Advocating for equal education opportunities for all through her startup, Madhavi Shankar is a 29-year-old entrepreneur and CEO of SpaceBasic – an interactive social networking platform that is dedicated to sort housing hurdles and safety issues for students. To help students address the challenges they often face when they are studying away from homes, Shankar co-founded SpaceBasic with her two partners, Indu Navar and Aiden Bingham.
The platform addresses critical problems like student safety checks, digital data management, open and improved communication channels between all stakeholders within student housing communities in schools and colleges. According to Shankar, the goal of the startup is to digitally serve the housing needs of students and provide them with employment opportunities by connecting them with global companies that want to engage with students.
“The idea to form SpaceBasic emerged after we experienced the painstaking process of manually processing the student housing and hostel management costs, which often creates very costly errors and added wastage”, says Madhavi. For example, the lack of a proper mechanism creates student safety issues and parents being out of the loop.

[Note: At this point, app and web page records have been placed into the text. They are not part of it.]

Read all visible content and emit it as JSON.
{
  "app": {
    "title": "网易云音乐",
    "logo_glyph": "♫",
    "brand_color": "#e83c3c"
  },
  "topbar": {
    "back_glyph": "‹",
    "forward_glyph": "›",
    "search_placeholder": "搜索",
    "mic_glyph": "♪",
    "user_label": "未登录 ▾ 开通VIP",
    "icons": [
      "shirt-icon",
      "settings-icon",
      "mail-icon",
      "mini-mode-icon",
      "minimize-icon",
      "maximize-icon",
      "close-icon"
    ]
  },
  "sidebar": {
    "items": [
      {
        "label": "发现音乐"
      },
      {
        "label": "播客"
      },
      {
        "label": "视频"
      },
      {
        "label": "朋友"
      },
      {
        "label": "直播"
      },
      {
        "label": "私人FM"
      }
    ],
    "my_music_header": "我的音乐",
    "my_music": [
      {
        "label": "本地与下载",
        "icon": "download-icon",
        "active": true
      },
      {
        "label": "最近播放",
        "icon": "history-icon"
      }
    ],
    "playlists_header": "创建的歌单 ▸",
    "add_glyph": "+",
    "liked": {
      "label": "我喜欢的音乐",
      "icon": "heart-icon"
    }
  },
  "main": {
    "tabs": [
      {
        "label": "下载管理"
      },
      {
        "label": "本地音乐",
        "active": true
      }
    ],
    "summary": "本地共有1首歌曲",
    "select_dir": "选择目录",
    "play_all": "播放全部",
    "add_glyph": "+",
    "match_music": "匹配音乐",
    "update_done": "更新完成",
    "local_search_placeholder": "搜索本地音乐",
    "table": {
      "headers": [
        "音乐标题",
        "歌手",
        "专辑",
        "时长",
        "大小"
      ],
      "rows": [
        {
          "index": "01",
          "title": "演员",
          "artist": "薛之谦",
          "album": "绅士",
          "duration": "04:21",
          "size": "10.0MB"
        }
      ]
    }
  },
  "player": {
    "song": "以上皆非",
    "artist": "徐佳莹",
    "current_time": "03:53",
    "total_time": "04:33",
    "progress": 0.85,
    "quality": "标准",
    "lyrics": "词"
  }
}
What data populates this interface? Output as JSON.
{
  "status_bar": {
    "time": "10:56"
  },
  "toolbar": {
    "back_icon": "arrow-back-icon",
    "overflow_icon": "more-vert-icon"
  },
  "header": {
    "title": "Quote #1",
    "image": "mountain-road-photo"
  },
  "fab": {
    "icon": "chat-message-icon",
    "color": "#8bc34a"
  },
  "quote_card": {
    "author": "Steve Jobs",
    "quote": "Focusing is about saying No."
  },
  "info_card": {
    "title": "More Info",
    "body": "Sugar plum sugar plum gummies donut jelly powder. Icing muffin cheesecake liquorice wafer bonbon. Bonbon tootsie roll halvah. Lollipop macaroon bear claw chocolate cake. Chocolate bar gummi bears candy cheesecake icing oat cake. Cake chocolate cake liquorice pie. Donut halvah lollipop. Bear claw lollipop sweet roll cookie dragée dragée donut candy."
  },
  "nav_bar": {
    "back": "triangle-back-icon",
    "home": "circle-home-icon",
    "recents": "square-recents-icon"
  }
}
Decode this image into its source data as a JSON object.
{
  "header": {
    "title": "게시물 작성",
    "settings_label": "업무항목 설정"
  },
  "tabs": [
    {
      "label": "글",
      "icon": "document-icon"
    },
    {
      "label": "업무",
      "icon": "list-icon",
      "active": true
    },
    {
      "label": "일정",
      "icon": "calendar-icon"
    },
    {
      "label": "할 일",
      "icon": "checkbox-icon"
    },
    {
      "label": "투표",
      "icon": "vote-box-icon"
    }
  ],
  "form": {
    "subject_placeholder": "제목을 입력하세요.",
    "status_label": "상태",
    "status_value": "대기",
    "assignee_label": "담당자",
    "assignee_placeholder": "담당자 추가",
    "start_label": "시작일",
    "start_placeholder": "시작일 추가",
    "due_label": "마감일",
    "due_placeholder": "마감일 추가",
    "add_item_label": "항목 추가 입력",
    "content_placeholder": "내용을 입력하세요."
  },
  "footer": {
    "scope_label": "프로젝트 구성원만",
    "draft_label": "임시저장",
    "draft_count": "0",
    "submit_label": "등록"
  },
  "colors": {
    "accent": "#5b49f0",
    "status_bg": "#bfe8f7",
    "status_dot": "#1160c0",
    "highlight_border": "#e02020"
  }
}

It also promotes food wastage because the mess-staff have no idea as to how many students are coming for food.
To put simply, for something as simple as a leave application, the students were first required to file an application and get it signed by warden (and if the warden calls to the parents to confirm the same, it could be a “frame-up” which can risk the student’s safety). In some cases, the students require the head of departments (HODs) signature, which means that the student will have to meet the HOD to get his signature and then finally on the day of leaving will need a security clearance.
But with SpaceBasic, it has become an end-to-end automated process. A process that on an average takes a day, can now be easily done in 2-3 minutes. Besides this, the platform is also involved in creating equal opportunities for underprivileged students. The platform is working with companies in India and the US to give students in the rural or tier 2 colleges the access to jobs or skill enhancing opportunities.
These companies reach out to students for skill development training, jobs and other such programmes. Shankar says, “With our platform, students from rural and tribal backgrounds have the same opportunities as that of students from privileged colleges.” She has also been invited as a speaker for the UN’s One Million Global Youth Leaders for Sustainable Development programmes launched in Geneva.
“I had the honour to speak about my company SpaceBasic at the United Nations, Geneva as one of the 9 youth entrepreneur speakers from around the world. We were also engaged in a panel discussion. As a youth leader, I aim to actively contribute to the mission of 1M2030 – to build a global movement of one million global youth leaders for sustainable development to carry the 17 SDGs to 2030 and beyond,” she tells us.